Many people planning a trip to Africa want to see African wildlife first and foremost. You’ve probably heard of the African Big 5—the most dangerous mammals to meet on foot on safari—and maybe even the Little 5. But have you heard of the Elusive 11? These (mostly) nocturnal animals are some of the hardest to spot. Don’t put your camera away when the sun goes down! Shots of the Elusive 11 are a rare treat on your safari in Africa.
The aardvark is an incredibly well adapted nocturnal creature. It almost looks like a small kangaroo, but with a snout like a pig. (“Aardvark” is Afrikaans for “earth pig.”) Its powerful paws act like shovels to burrow for termites, the aardvark’s preferred meal. The nostrils of its snout seal up as it burrows to prevent dirt getting inside, and its long, curled tongue reaches into small crevices to find insects. Because they hole up during the day and forage at night, aardvarks are difficult to find on an African safari.

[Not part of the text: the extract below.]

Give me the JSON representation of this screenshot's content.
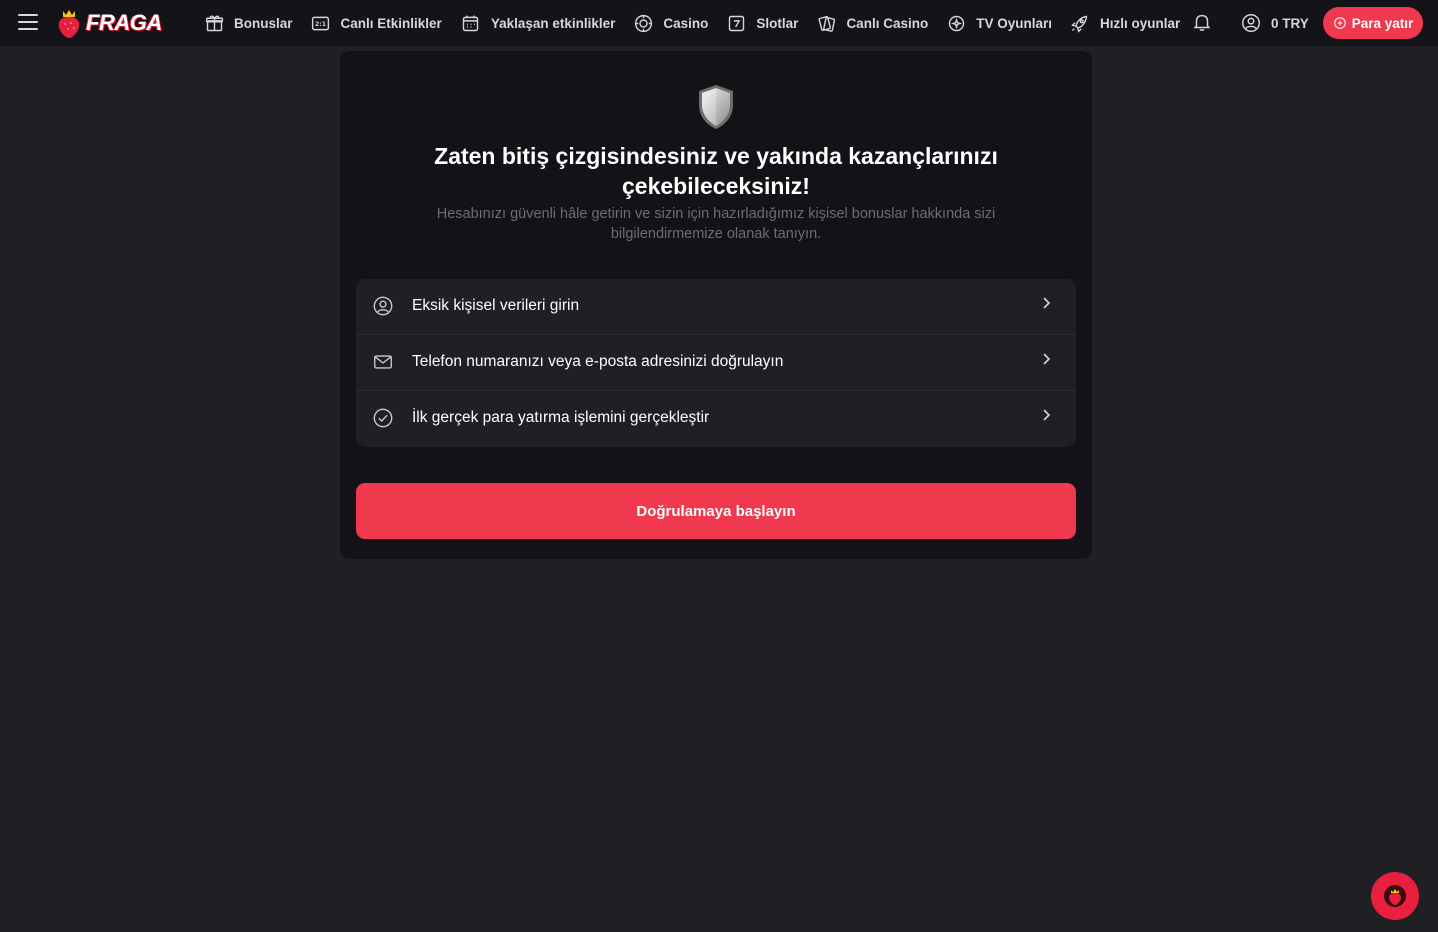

The aardwolf is a strange looking creature, with the face of a dog, the body of a cat, and the stripes of a zebra. It’s actually related to the hyena, but it doesn’t scavenge for meat. Instead, like the aardvark, its diet consists mostly of termites.
This family-oriented mammal is monogamous and protects its territory by spiking up its mane and making a strange clucking sound. It lives in southern and eastern Africa and leaves its burrow at night to hunt insects. If you’re lucky, you might see some aardwolf cubs hanging around the burrow on a nighttime safari!
- African Civet
The African civet looks a bit like small snow leopard mixed with a raccoon. It’s a solitary animal, hiding in tall grasses during the day and hunting at night, when its unique stripes-and-spots pattern blends in with the shadows. The African civet is an omnivore and will eat nearly anything: fruit, frogs, eggs, and poultry. Its favorite time to hunt is about an hour after the sun sets, making it rare and rewarding to spot.
- African Wildcat
The African wildcat is believed to be the ancestor of the modern domesticated cat. It looks like a typical tabby cat, but with longer legs and distinctive black stripes and bands. This cat will sometimes hunt during the day, depending on the availability of food and the temperature, but is most active at night and in the early morning. See if you can sight one on your next African safari.
The bushpig is a wild African pig with small, sharp tusks and a long, slightly curved snout. It’s a very social animal and lives in small groups, usually with a dominant male and female in each group. The bushpig is nocturnal and rarely emerges in the daytime during the hot summer months, but it tends to make more daytime excursions in the cooler winter months. Lucky adventurers can sometimes be treated to a rare morning sighting.
Check back next week to learn more about the remaining members of the Elusive 11 and the wildlife of Africa. Want to see these mysterious nighttime creatures for yourself? Check out our safari vacation packages in southern and eastern Africa.